Housed in the stately 19th-century mansion of former governor Reuben E. Fenton, the Fenton History Center connects visitors of all ages to the rich history of the Jamestown area with museum tours, archeological outings, and children's programs. Visitors unearth mysteries about their family past through the genealogical and local history research center, or study their hometown's place in America's story with a wealth of exhibits. The museum's mementos include everything from a funeral card for Prince Louis Napoléon to letters from soldiers serving in the Civil War and World War II to photos of Lucille Ball, who was born in the city in 1911.
Opened on December 4, 1974, Glass Growers Gallery began as a showcase for founder Deborah Vahanian’s three-dimensional works, which she fashioned from glass and silicone. These days, the gallery houses exhibits of other artists’ handmade, decorative and functional artwork, including paintings, prints, pottery, and jewelry. Besides displaying and selling work, the gallery doubles as a workspace where Deborah and her team design everything from personalized awards to wall reliefs commemorating that day your teenager woke before noon. Deborah’s services are likewise available for overseeing and advising art-show selections, installations, and maintenance.

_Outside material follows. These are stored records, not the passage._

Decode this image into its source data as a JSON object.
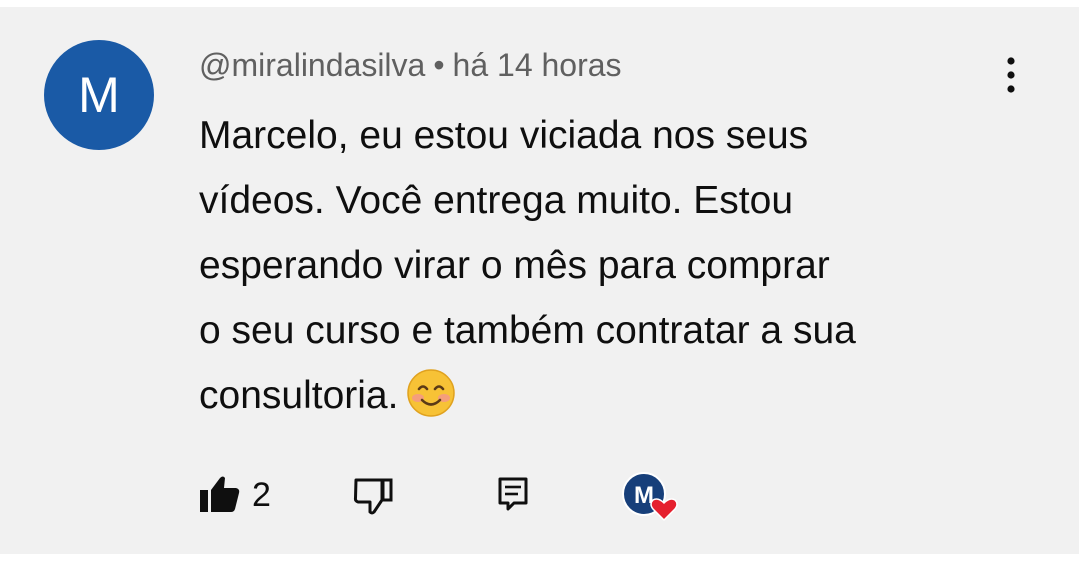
{
  "comment": {
    "avatar_letter": "M",
    "username": "@miralindasilva",
    "separator": "•",
    "timestamp": "há 14 horas",
    "lines": [
      "Marcelo, eu estou viciada nos seus",
      "vídeos. Você entrega muito. Estou",
      "esperando virar o mês para comprar",
      "o seu curso e também contratar a sua",
      "consultoria."
    ],
    "emoji_icon": "smiling-face-emoji"
  },
  "actions": {
    "like_icon": "thumbs-up-filled-icon",
    "like_count": "2",
    "dislike_icon": "thumbs-down-icon",
    "reply_icon": "reply-comment-icon",
    "creator_heart_icon": "creator-heart-avatar-icon",
    "creator_avatar_letter": "M"
  },
  "menu": {
    "more_icon": "more-vertical-icon"
  },
  "colors": {
    "background": "#f1f1f1",
    "avatar": "#1a5aa6",
    "meta_text": "#606060",
    "body_text": "#0f0f0f",
    "heart": "#e5202e"
  }
}
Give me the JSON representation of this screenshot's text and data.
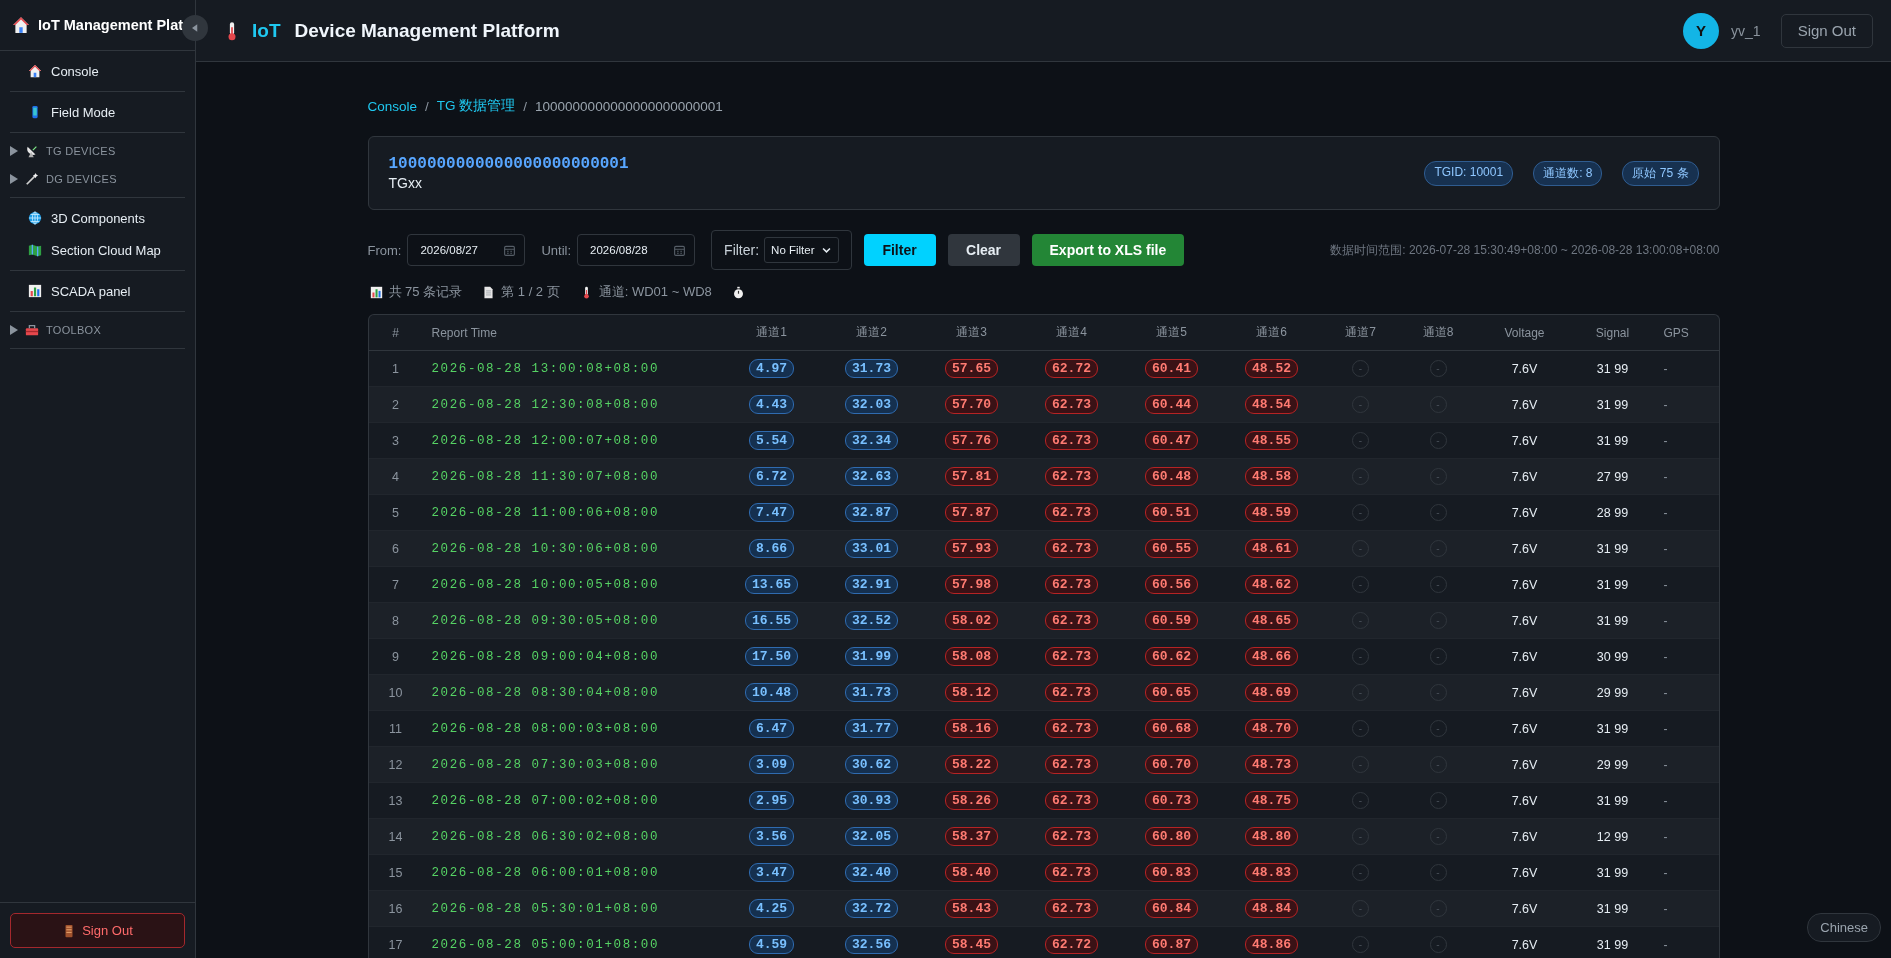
{
  "sidebar": {
    "title": "IoT Management Plat",
    "groups": [
      [
        {
          "label": "Console",
          "kind": "link"
        }
      ],
      [
        {
          "label": "Field Mode",
          "kind": "link"
        }
      ],
      [
        {
          "label": "TG DEVICES",
          "kind": "tree",
          "expanded": false
        },
        {
          "label": "DG DEVICES",
          "kind": "tree",
          "expanded": false
        }
      ],
      [
        {
          "label": "3D Components",
          "kind": "link"
        },
        {
          "label": "Section Cloud Map",
          "kind": "link"
        }
      ],
      [
        {
          "label": "SCADA panel",
          "kind": "link"
        }
      ],
      [
        {
          "label": "TOOLBOX",
          "kind": "tree",
          "expanded": false
        }
      ]
    ],
    "sign_out": "Sign Out"
  },
  "header": {
    "brand": "IoT",
    "title": "Device Management Platform",
    "avatar": "Y",
    "username": "yv_1",
    "sign_out": "Sign Out"
  },
  "breadcrumb": [
    {
      "label": "Console",
      "kind": "link"
    },
    {
      "label": "/",
      "kind": "separator"
    },
    {
      "label": "TG 数据管理",
      "kind": "link"
    },
    {
      "label": "/",
      "kind": "separator"
    },
    {
      "label": "1000000000000000000000001",
      "kind": "current"
    }
  ],
  "device": {
    "id": "1000000000000000000000001",
    "name": "TGxx",
    "badges": [
      "TGID: 10001",
      "通道数: 8",
      "原始 75 条"
    ]
  },
  "toolbar": {
    "from_label": "From:",
    "from": "2026/08/27",
    "until_label": "Until:",
    "until": "2026/08/28",
    "filter_label": "Filter:",
    "filter_value": "No Filter",
    "buttons": [
      {
        "label": "Filter",
        "kind": "primary"
      },
      {
        "label": "Clear",
        "kind": "secondary"
      },
      {
        "label": "Export to XLS file",
        "kind": "success"
      }
    ],
    "range": "数据时间范围: 2026-07-28 15:30:49+08:00 ~ 2026-08-28 13:00:08+08:00"
  },
  "stats": [
    "共 75 条记录",
    "第 1 / 2 页",
    "通道: WD01 ~ WD8"
  ],
  "table": {
    "columns": [
      {
        "label": "#"
      },
      {
        "label": "Report Time"
      },
      {
        "label": "通道1",
        "kind": "low"
      },
      {
        "label": "通道2",
        "kind": "low"
      },
      {
        "label": "通道3",
        "kind": "high"
      },
      {
        "label": "通道4",
        "kind": "high"
      },
      {
        "label": "通道5",
        "kind": "high"
      },
      {
        "label": "通道6",
        "kind": "high"
      },
      {
        "label": "通道7",
        "kind": "empty"
      },
      {
        "label": "通道8",
        "kind": "empty"
      },
      {
        "label": "Voltage"
      },
      {
        "label": "Signal"
      },
      {
        "label": "GPS"
      }
    ],
    "rows": [
      {
        "no": "1",
        "time": "2026-08-28 13:00:08+08:00",
        "channels": [
          "4.97",
          "31.73",
          "57.65",
          "62.72",
          "60.41",
          "48.52",
          "-",
          "-"
        ],
        "voltage": "7.6V",
        "signal": "31 99",
        "gps": "-"
      },
      {
        "no": "2",
        "time": "2026-08-28 12:30:08+08:00",
        "channels": [
          "4.43",
          "32.03",
          "57.70",
          "62.73",
          "60.44",
          "48.54",
          "-",
          "-"
        ],
        "voltage": "7.6V",
        "signal": "31 99",
        "gps": "-"
      },
      {
        "no": "3",
        "time": "2026-08-28 12:00:07+08:00",
        "channels": [
          "5.54",
          "32.34",
          "57.76",
          "62.73",
          "60.47",
          "48.55",
          "-",
          "-"
        ],
        "voltage": "7.6V",
        "signal": "31 99",
        "gps": "-"
      },
      {
        "no": "4",
        "time": "2026-08-28 11:30:07+08:00",
        "channels": [
          "6.72",
          "32.63",
          "57.81",
          "62.73",
          "60.48",
          "48.58",
          "-",
          "-"
        ],
        "voltage": "7.6V",
        "signal": "27 99",
        "gps": "-"
      },
      {
        "no": "5",
        "time": "2026-08-28 11:00:06+08:00",
        "channels": [
          "7.47",
          "32.87",
          "57.87",
          "62.73",
          "60.51",
          "48.59",
          "-",
          "-"
        ],
        "voltage": "7.6V",
        "signal": "28 99",
        "gps": "-"
      },
      {
        "no": "6",
        "time": "2026-08-28 10:30:06+08:00",
        "channels": [
          "8.66",
          "33.01",
          "57.93",
          "62.73",
          "60.55",
          "48.61",
          "-",
          "-"
        ],
        "voltage": "7.6V",
        "signal": "31 99",
        "gps": "-"
      },
      {
        "no": "7",
        "time": "2026-08-28 10:00:05+08:00",
        "channels": [
          "13.65",
          "32.91",
          "57.98",
          "62.73",
          "60.56",
          "48.62",
          "-",
          "-"
        ],
        "voltage": "7.6V",
        "signal": "31 99",
        "gps": "-"
      },
      {
        "no": "8",
        "time": "2026-08-28 09:30:05+08:00",
        "channels": [
          "16.55",
          "32.52",
          "58.02",
          "62.73",
          "60.59",
          "48.65",
          "-",
          "-"
        ],
        "voltage": "7.6V",
        "signal": "31 99",
        "gps": "-"
      },
      {
        "no": "9",
        "time": "2026-08-28 09:00:04+08:00",
        "channels": [
          "17.50",
          "31.99",
          "58.08",
          "62.73",
          "60.62",
          "48.66",
          "-",
          "-"
        ],
        "voltage": "7.6V",
        "signal": "30 99",
        "gps": "-"
      },
      {
        "no": "10",
        "time": "2026-08-28 08:30:04+08:00",
        "channels": [
          "10.48",
          "31.73",
          "58.12",
          "62.73",
          "60.65",
          "48.69",
          "-",
          "-"
        ],
        "voltage": "7.6V",
        "signal": "29 99",
        "gps": "-"
      },
      {
        "no": "11",
        "time": "2026-08-28 08:00:03+08:00",
        "channels": [
          "6.47",
          "31.77",
          "58.16",
          "62.73",
          "60.68",
          "48.70",
          "-",
          "-"
        ],
        "voltage": "7.6V",
        "signal": "31 99",
        "gps": "-"
      },
      {
        "no": "12",
        "time": "2026-08-28 07:30:03+08:00",
        "channels": [
          "3.09",
          "30.62",
          "58.22",
          "62.73",
          "60.70",
          "48.73",
          "-",
          "-"
        ],
        "voltage": "7.6V",
        "signal": "29 99",
        "gps": "-"
      },
      {
        "no": "13",
        "time": "2026-08-28 07:00:02+08:00",
        "channels": [
          "2.95",
          "30.93",
          "58.26",
          "62.73",
          "60.73",
          "48.75",
          "-",
          "-"
        ],
        "voltage": "7.6V",
        "signal": "31 99",
        "gps": "-"
      },
      {
        "no": "14",
        "time": "2026-08-28 06:30:02+08:00",
        "channels": [
          "3.56",
          "32.05",
          "58.37",
          "62.73",
          "60.80",
          "48.80",
          "-",
          "-"
        ],
        "voltage": "7.6V",
        "signal": "12 99",
        "gps": "-"
      },
      {
        "no": "15",
        "time": "2026-08-28 06:00:01+08:00",
        "channels": [
          "3.47",
          "32.40",
          "58.40",
          "62.73",
          "60.83",
          "48.83",
          "-",
          "-"
        ],
        "voltage": "7.6V",
        "signal": "31 99",
        "gps": "-"
      },
      {
        "no": "16",
        "time": "2026-08-28 05:30:01+08:00",
        "channels": [
          "4.25",
          "32.72",
          "58.43",
          "62.73",
          "60.84",
          "48.84",
          "-",
          "-"
        ],
        "voltage": "7.6V",
        "signal": "31 99",
        "gps": "-"
      },
      {
        "no": "17",
        "time": "2026-08-28 05:00:01+08:00",
        "channels": [
          "4.59",
          "32.56",
          "58.45",
          "62.72",
          "60.87",
          "48.86",
          "-",
          "-"
        ],
        "voltage": "7.6V",
        "signal": "31 99",
        "gps": "-"
      }
    ]
  },
  "language_button": "Chinese"
}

The Erie County Historical Society doesn't preside over just one museum—it maintains five of them. Of course, four of the museums are relatively small-scale, seeing that they're housed in former homes. Two homes from the Civil War era, known as the Battles Museums of Rural Life, feature historical gems as well as gardens and outdoor trails. Alternatively, the Cashier's House showcases relics related to the CFO of Erie's federal bank branch, who built the townhouse in 1839. At Watson-Curtze Mansion, the resplendence of the industrial era in Erie shines. And the Museum of Erie County History, exhibits pay homage to local history from pre-settlement to present day.